--- TASK DATA Enclosed Below ---

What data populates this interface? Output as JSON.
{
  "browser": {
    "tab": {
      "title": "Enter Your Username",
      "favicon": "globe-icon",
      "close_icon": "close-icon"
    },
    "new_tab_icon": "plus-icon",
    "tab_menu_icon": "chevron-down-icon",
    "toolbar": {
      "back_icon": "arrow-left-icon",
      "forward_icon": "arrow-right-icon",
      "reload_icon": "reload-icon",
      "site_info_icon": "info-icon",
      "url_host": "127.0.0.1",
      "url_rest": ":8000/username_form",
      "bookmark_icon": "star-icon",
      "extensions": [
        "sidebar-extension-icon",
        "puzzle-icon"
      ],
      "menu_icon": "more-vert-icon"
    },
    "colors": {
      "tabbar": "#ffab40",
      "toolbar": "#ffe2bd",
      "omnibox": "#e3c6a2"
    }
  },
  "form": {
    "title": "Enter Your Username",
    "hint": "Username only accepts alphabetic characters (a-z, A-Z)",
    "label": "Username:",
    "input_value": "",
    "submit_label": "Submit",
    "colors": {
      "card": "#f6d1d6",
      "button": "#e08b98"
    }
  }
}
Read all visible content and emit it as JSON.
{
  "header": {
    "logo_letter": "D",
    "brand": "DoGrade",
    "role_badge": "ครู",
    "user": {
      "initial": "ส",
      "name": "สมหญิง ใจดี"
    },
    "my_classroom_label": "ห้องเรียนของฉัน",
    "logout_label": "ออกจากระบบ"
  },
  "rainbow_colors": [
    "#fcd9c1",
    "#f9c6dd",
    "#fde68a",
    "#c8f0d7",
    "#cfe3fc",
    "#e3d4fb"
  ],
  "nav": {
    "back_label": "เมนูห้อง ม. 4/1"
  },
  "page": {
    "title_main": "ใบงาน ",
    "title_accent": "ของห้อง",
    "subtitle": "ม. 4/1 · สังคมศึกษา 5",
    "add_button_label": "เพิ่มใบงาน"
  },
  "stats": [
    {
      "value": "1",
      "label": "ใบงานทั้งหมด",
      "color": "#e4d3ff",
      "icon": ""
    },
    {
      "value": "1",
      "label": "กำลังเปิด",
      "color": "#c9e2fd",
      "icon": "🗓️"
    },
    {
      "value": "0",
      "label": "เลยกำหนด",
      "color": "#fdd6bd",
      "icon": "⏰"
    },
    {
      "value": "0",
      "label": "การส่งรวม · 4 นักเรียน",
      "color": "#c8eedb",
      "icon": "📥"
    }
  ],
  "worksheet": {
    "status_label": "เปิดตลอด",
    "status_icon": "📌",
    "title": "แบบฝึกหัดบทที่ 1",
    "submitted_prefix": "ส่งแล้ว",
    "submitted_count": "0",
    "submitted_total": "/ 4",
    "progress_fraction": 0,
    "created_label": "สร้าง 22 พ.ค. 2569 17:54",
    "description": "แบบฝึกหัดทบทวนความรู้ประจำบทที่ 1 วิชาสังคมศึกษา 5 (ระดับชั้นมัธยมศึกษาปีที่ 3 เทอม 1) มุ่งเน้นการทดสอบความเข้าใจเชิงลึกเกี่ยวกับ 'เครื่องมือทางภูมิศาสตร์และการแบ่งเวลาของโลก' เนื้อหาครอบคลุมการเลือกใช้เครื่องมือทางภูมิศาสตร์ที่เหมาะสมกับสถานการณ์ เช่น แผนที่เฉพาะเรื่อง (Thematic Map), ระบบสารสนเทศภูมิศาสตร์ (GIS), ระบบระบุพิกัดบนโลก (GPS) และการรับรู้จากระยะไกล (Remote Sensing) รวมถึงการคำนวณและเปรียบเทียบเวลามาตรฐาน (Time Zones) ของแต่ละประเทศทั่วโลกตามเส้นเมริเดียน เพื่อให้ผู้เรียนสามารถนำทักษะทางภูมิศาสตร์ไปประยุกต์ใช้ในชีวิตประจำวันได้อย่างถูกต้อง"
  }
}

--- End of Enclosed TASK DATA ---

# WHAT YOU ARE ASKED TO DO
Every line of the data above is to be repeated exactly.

# RESULT OF THE TASK
What data populates this interface? Output as JSON.
{
  "browser": {
    "tab": {
      "title": "Enter Your Username",
      "favicon": "globe-icon",
      "close_icon": "close-icon"
    },
    "new_tab_icon": "plus-icon",
    "tab_menu_icon": "chevron-down-icon",
    "toolbar": {
      "back_icon": "arrow-left-icon",
      "forward_icon": "arrow-right-icon",
      "reload_icon": "reload-icon",
      "site_info_icon": "info-icon",
      "url_host": "127.0.0.1",
      "url_rest": ":8000/username_form",
      "bookmark_icon": "star-icon",
      "extensions": [
        "sidebar-extension-icon",
        "puzzle-icon"
      ],
      "menu_icon": "more-vert-icon"
    },
    "colors": {
      "tabbar": "#ffab40",
      "toolbar": "#ffe2bd",
      "omnibox": "#e3c6a2"
    }
  },
  "form": {
    "title": "Enter Your Username",
    "hint": "Username only accepts alphabetic characters (a-z, A-Z)",
    "label": "Username:",
    "input_value": "",
    "submit_label": "Submit",
    "colors": {
      "card": "#f6d1d6",
      "button": "#e08b98"
    }
  }
}
Read all visible content and emit it as JSON.
{
  "header": {
    "logo_letter": "D",
    "brand": "DoGrade",
    "role_badge": "ครู",
    "user": {
      "initial": "ส",
      "name": "สมหญิง ใจดี"
    },
    "my_classroom_label": "ห้องเรียนของฉัน",
    "logout_label": "ออกจากระบบ"
  },
  "rainbow_colors": [
    "#fcd9c1",
    "#f9c6dd",
    "#fde68a",
    "#c8f0d7",
    "#cfe3fc",
    "#e3d4fb"
  ],
  "nav": {
    "back_label": "เมนูห้อง ม. 4/1"
  },
  "page": {
    "title_main": "ใบงาน ",
    "title_accent": "ของห้อง",
    "subtitle": "ม. 4/1 · สังคมศึกษา 5",
    "add_button_label": "เพิ่มใบงาน"
  },
  "stats": [
    {
      "value": "1",
      "label": "ใบงานทั้งหมด",
      "color": "#e4d3ff",
      "icon": ""
    },
    {
      "value": "1",
      "label": "กำลังเปิด",
      "color": "#c9e2fd",
      "icon": "🗓️"
    },
    {
      "value": "0",
      "label": "เลยกำหนด",
      "color": "#fdd6bd",
      "icon": "⏰"
    },
    {
      "value": "0",
      "label": "การส่งรวม · 4 นักเรียน",
      "color": "#c8eedb",
      "icon": "📥"
    }
  ],
  "worksheet": {
    "status_label": "เปิดตลอด",
    "status_icon": "📌",
    "title": "แบบฝึกหัดบทที่ 1",
    "submitted_prefix": "ส่งแล้ว",
    "submitted_count": "0",
    "submitted_total": "/ 4",
    "progress_fraction": 0,
    "created_label": "สร้าง 22 พ.ค. 2569 17:54",
    "description": "แบบฝึกหัดทบทวนความรู้ประจำบทที่ 1 วิชาสังคมศึกษา 5 (ระดับชั้นมัธยมศึกษาปีที่ 3 เทอม 1) มุ่งเน้นการทดสอบความเข้าใจเชิงลึกเกี่ยวกับ 'เครื่องมือทางภูมิศาสตร์และการแบ่งเวลาของโลก' เนื้อหาครอบคลุมการเลือกใช้เครื่องมือทางภูมิศาสตร์ที่เหมาะสมกับสถานการณ์ เช่น แผนที่เฉพาะเรื่อง (Thematic Map), ระบบสารสนเทศภูมิศาสตร์ (GIS), ระบบระบุพิกัดบนโลก (GPS) และการรับรู้จากระยะไกล (Remote Sensing) รวมถึงการคำนวณและเปรียบเทียบเวลามาตรฐาน (Time Zones) ของแต่ละประเทศทั่วโลกตามเส้นเมริเดียน เพื่อให้ผู้เรียนสามารถนำทักษะทางภูมิศาสตร์ไปประยุกต์ใช้ในชีวิตประจำวันได้อย่างถูกต้อง"
  }
}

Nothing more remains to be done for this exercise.